That works out to be more than 130,000 local residents, although the number is closer to 200,000 when adjusting for the local cost of living and using the Census Bureau’s Supplemental Poverty Measure. UH economists wanted to find out how poverty and other demographic factors impact an individual’s reported happiness.
For example, quarterly GDP growth figures do not indicate whether workers are more fulfilled as a result of that additional output. Productivity, which measures how efficiently labor, land, and capital are used, doesn’t indicate whether a particular city is a pleasant place to live.
More fundamentally, can a qualitative concept like happiness even be measured? Several attempts have been made over recent decades. The Himalayan country Bhutan unveiled a Gross National Happiness index in the 1970s to function alongside traditional measures like GDP. The United Nations developed the Human Development Index to try and capture changes in human factors like life expectancy and education.
Inessa Love, a UH Manoa economics professor, and Philip Garboden, of the university's Department of Urban and Regional Planning, recently released a paper exploring the drivers of well-being for individuals and communities in Hawaii.
Love says there is not an agreed-to method for measuring well-being, but she and Garboden were particularly interested in how income levels and poverty affected happiness. Participants were asked to assess the overall quality of their lives, with zero being the worst possible and 10 being best imaginable scenario.
The topline results aren’t that surprising. Factors related to individual finances are the most significant.
“Out of the things we have measured, income levels has the largest impact. Being unemployed was also significantly lower well-being,” Love said.
The data indicates that those in the lowest income levels had the lowest levels of happiness. Love reports that reported happiness levels increase along with income through the middle-class range. The findings back up other research showing that additional income produces a smaller bump in happiness at the very high end of the income spectrum.
But there were also some surprises. Love said the unemployed reported being less happy than those with jobs, even if they were able to generate the same level of income without working. Love attributes that to the psychological value we attribute to work.
“Loss of purpose, loss of identity, loss of self-esteem, social connections. Those not working, are not happy. It’s because we associate so much about identity with what we do,” she said.
But the Love-Garboden study does contain a potential remedy for the loss of well-being associated with gainful employment: education.
“The more education you have, the happier you are,” Love said. “It may not make you incredibly happy, like 9 or 10, but it will reduce chances of you being miserable.”

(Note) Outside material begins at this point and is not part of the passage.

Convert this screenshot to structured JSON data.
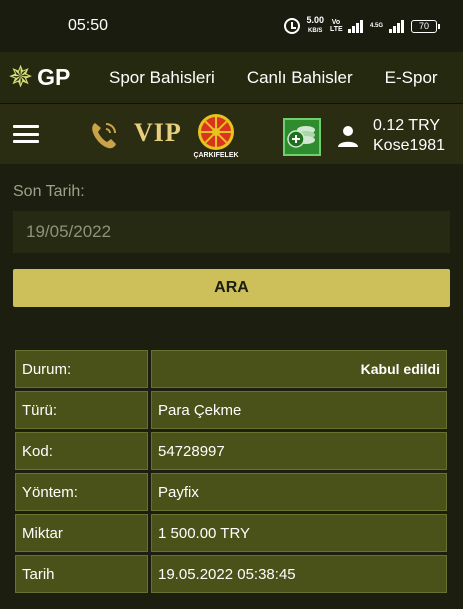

There is a practical component to this research, beyond the individual level. Knowing what aspects of the human experience most influence well-being can help governments and nonprofits more effectively target public assistance programs, getting the most impact per dollar spent.

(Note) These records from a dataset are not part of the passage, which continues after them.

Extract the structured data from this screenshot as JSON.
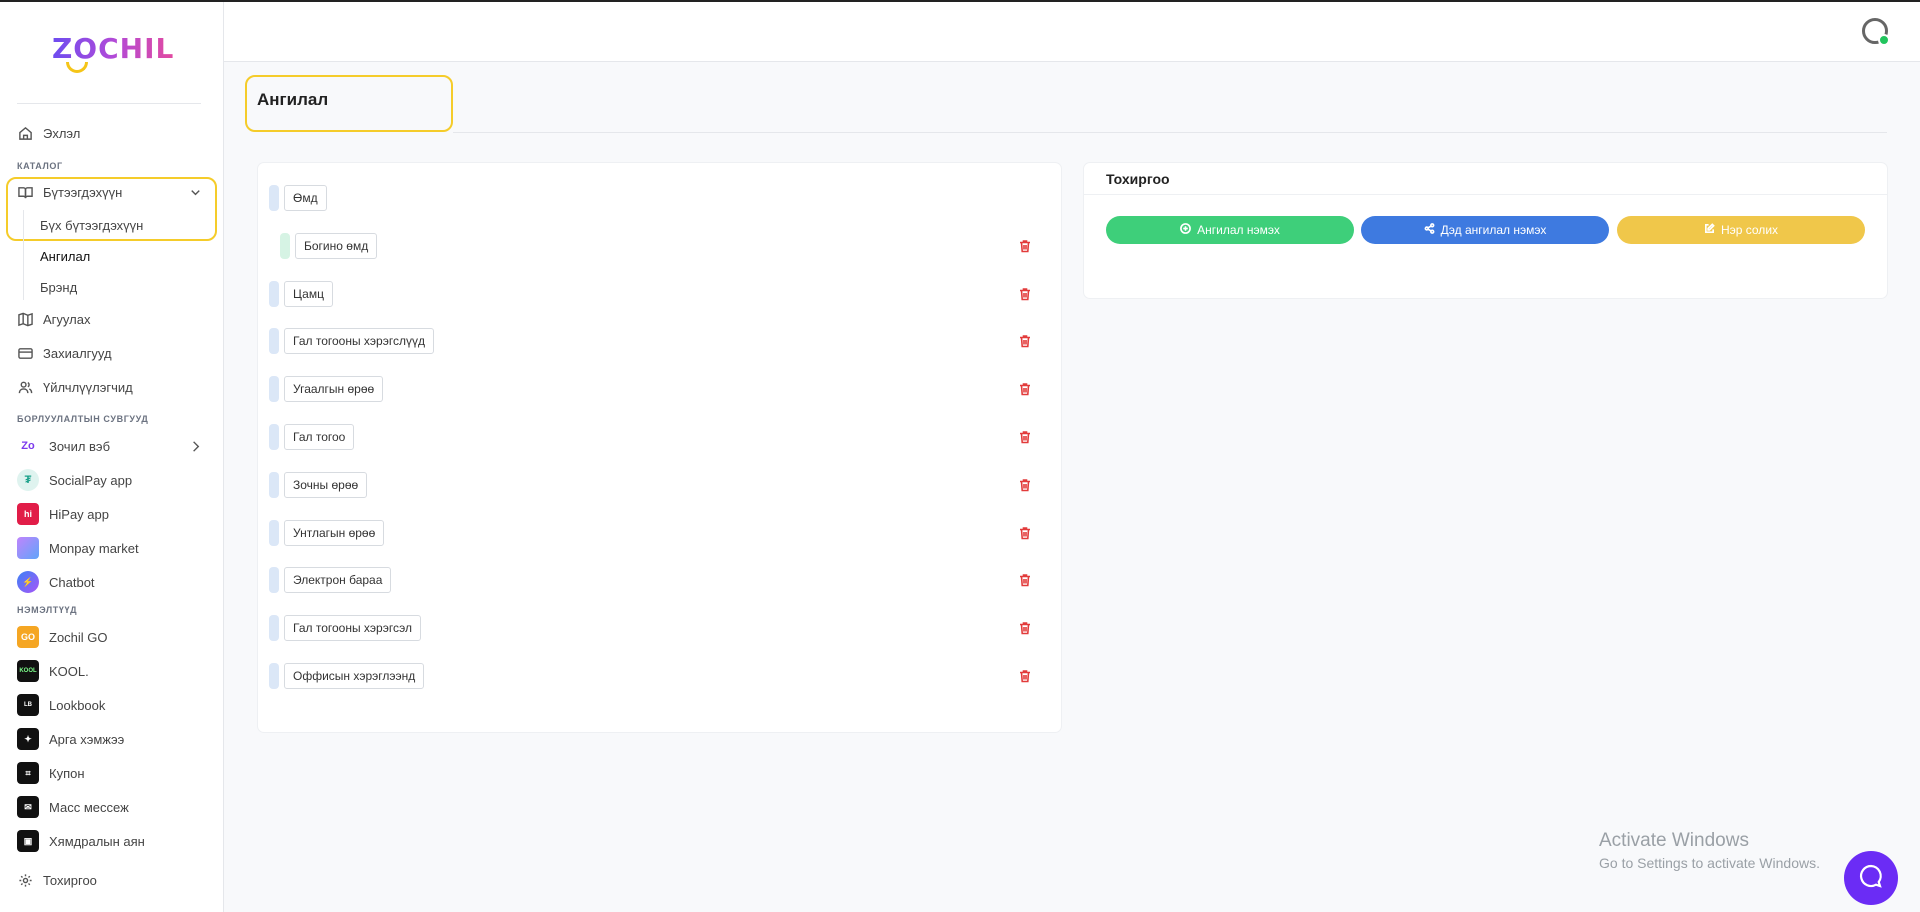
{
  "brand": {
    "logo_text": "ZOCHIL"
  },
  "sidebar": {
    "home": "Эхлэл",
    "catalog_label": "КАТАЛОГ",
    "products": "Бүтээгдэхүүн",
    "products_sub": [
      "Бүх бүтээгдэхүүн",
      "Ангилал",
      "Брэнд"
    ],
    "warehouse": "Агуулах",
    "orders": "Захиалгууд",
    "customers": "Үйлчлүүлэгчид",
    "sales_channels_label": "БОРЛУУЛАЛТЫН СУВГУУД",
    "channels": [
      "Зочил вэб",
      "SocialPay app",
      "HiPay app",
      "Monpay market",
      "Chatbot"
    ],
    "addons_label": "НЭМЭЛТҮҮД",
    "addons": [
      "Zochil GO",
      "KOOL.",
      "Lookbook",
      "Арга хэмжээ",
      "Купон",
      "Масс мессеж",
      "Хямдралын аян"
    ],
    "settings": "Тохиргоо"
  },
  "page": {
    "title": "Ангилал"
  },
  "categories": [
    {
      "label": "Өмд",
      "level": 0,
      "deletable": false
    },
    {
      "label": "Богино өмд",
      "level": 1,
      "deletable": true
    },
    {
      "label": "Цамц",
      "level": 0,
      "deletable": true
    },
    {
      "label": "Гал тогооны хэрэгслүүд",
      "level": 0,
      "deletable": true
    },
    {
      "label": "Угаалгын өрөө",
      "level": 0,
      "deletable": true
    },
    {
      "label": "Гал тогоо",
      "level": 0,
      "deletable": true
    },
    {
      "label": "Зочны өрөө",
      "level": 0,
      "deletable": true
    },
    {
      "label": "Унтлагын өрөө",
      "level": 0,
      "deletable": true
    },
    {
      "label": "Электрон бараа",
      "level": 0,
      "deletable": true
    },
    {
      "label": "Гал тогооны хэрэгсэл",
      "level": 0,
      "deletable": true
    },
    {
      "label": "Оффисын хэрэглээнд",
      "level": 0,
      "deletable": true
    }
  ],
  "settings_panel": {
    "title": "Тохиргоо",
    "add_category": "Ангилал нэмэх",
    "add_subcategory": "Дэд ангилал нэмэх",
    "rename": "Нэр солих"
  },
  "colors": {
    "green": "#3ecf7a",
    "blue": "#3e7ae0",
    "yellow": "#f0c74a",
    "accent_yellow": "#f5cc2a",
    "purple": "#6b2cf5"
  },
  "watermark": {
    "line1": "Activate Windows",
    "line2": "Go to Settings to activate Windows."
  }
}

Whether or not some economy-wide measure of well-being becomes widely used remains to be seen. Love says that traditional measurements like GDP do not capture the human elements of economic participation, leading concerns like happiness to be overlooked.

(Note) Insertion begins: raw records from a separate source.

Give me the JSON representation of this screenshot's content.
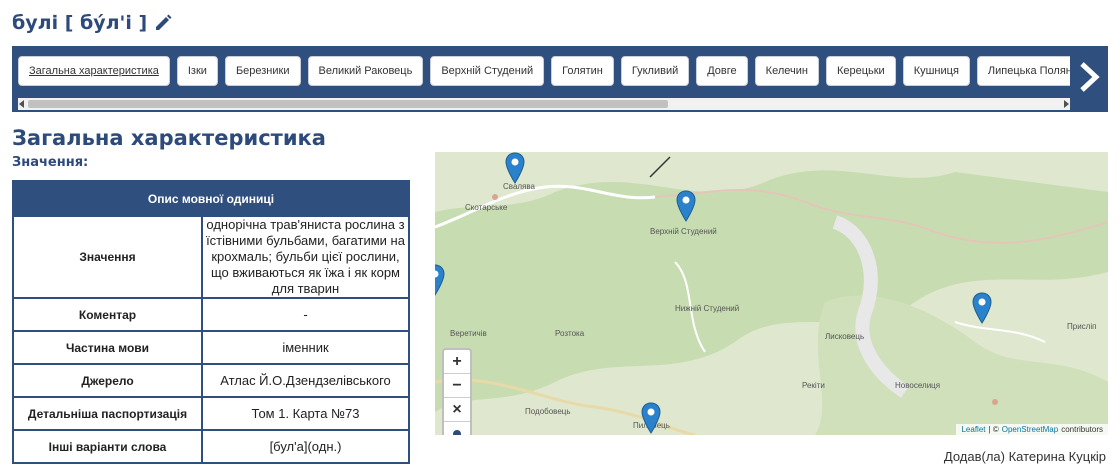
{
  "word": {
    "title": "булі [ бýл'і ]"
  },
  "tabs": [
    "Загальна характеристика",
    "Ізки",
    "Березники",
    "Великий Раковець",
    "Верхній Студений",
    "Голятин",
    "Гукливий",
    "Довге",
    "Келечин",
    "Керецьки",
    "Кушниця",
    "Липецька Поляна"
  ],
  "section": {
    "title": "Загальна характеристика",
    "value_label": "Значення:"
  },
  "table": {
    "header": "Опис мовної одиниці",
    "rows": [
      {
        "key": "Значення",
        "value": "однорічна трав'янистa рослина з їстівними бульбами, багатими на крохмаль; бульби цієї рослини, що вживаються як їжа і як корм для тварин"
      },
      {
        "key": "Коментар",
        "value": "-"
      },
      {
        "key": "Частина мови",
        "value": "іменник"
      },
      {
        "key": "Джерело",
        "value": "Атлас Й.О.Дзендзелівського"
      },
      {
        "key": "Детальніша паспортизація",
        "value": "Том 1. Карта №73"
      },
      {
        "key": "Інші варіанти слова",
        "value": "[бул'а](одн.)"
      }
    ]
  },
  "map": {
    "labels": [
      "Свалява",
      "Скотарське",
      "Верхній Студений",
      "Нижній Студений",
      "Лисковець",
      "Розтока",
      "Веретичів",
      "Подобовець",
      "Пилипець",
      "Рекіти",
      "Новоселиця",
      "Присліп"
    ],
    "zoom_in": "+",
    "zoom_out": "−",
    "close": "×",
    "attribution": {
      "leaflet": "Leaflet",
      "sep": "| ©",
      "osm": "OpenStreetMap",
      "contrib": "contributors"
    },
    "marker_color": "#2b82cb"
  },
  "author": "Додав(ла) Катерина Куцкір",
  "colors": {
    "brand": "#2f4f7f",
    "title": "#2c4a7a"
  }
}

“In the last 50 years as a society, we got much richer but happiness didn't increase that much. So perhaps we are paying attention to the wrong thing.”
As an example, she cites the common aspiration for every American to own a single-family home, and the associated growth of distant suburbs and lengthy commutes.
According to Love, economic research shows that people under estimate the negative impact a long commute will have on their lives. That isn’t captured in traditional economic thinking, in which home ownership is lauded as the best means for accruing wealth. The reason long commutes negatively impact happiness is also difficult to reflect with conventional metrics.
“It’s kind of a waste of time that we could be spending with our families, pursuing our interests, or connecting with people we care about,” Love says.
So while suburbs and long commutes generate GDP growth in the form of new home sales and increased fuel consumption, there are real costs that are not currently being captured.
Hear the full interview with Professor Inessa Love:
This research was funded by a grant from the Hawaii Leadership Forum.